*ACTION ITEM*:
Tally the lines of the entries in which the string "icon" occurs, and say only how many.

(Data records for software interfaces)
════════════════════

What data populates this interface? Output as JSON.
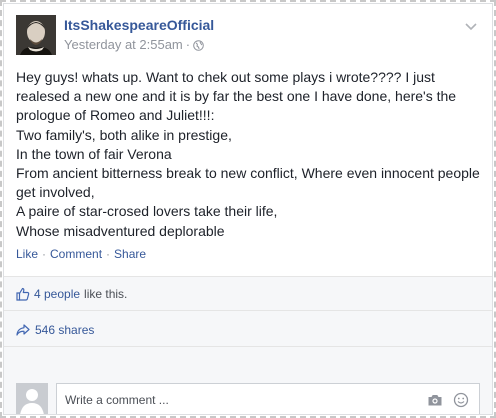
{
  "post": {
    "author": "ItsShakespeareOfficial",
    "timestamp": "Yesterday at 2:55am",
    "meta_separator": "·",
    "privacy_icon": "globe-icon",
    "body": "Hey guys! whats up. Want to chek out some plays i wrote???? I just realesed a new one and it is by far the best one I have done, here's the prologue of Romeo and Juliet!!!:\nTwo family's, both alike in prestige,\nIn the town of fair Verona\nFrom ancient bitterness break to new conflict, Where even innocent people get involved,\nA paire of star-crosed lovers take their life,\nWhose misadventured deplorable"
  },
  "actions": {
    "like": "Like",
    "comment": "Comment",
    "share": "Share",
    "separator": "·"
  },
  "likes": {
    "icon": "thumbs-up-icon",
    "people": "4 people",
    "rest": "like this."
  },
  "shares": {
    "icon": "share-arrow-icon",
    "text": "546 shares"
  },
  "comment_box": {
    "placeholder": "Write a comment ...",
    "camera_icon": "camera-icon",
    "emoji_icon": "emoji-icon"
  },
  "colors": {
    "link": "#365899",
    "meta": "#90949c",
    "strip_bg": "#f6f7f9"
  }
}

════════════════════

*RESULT OF THIS EXERCISE*:
5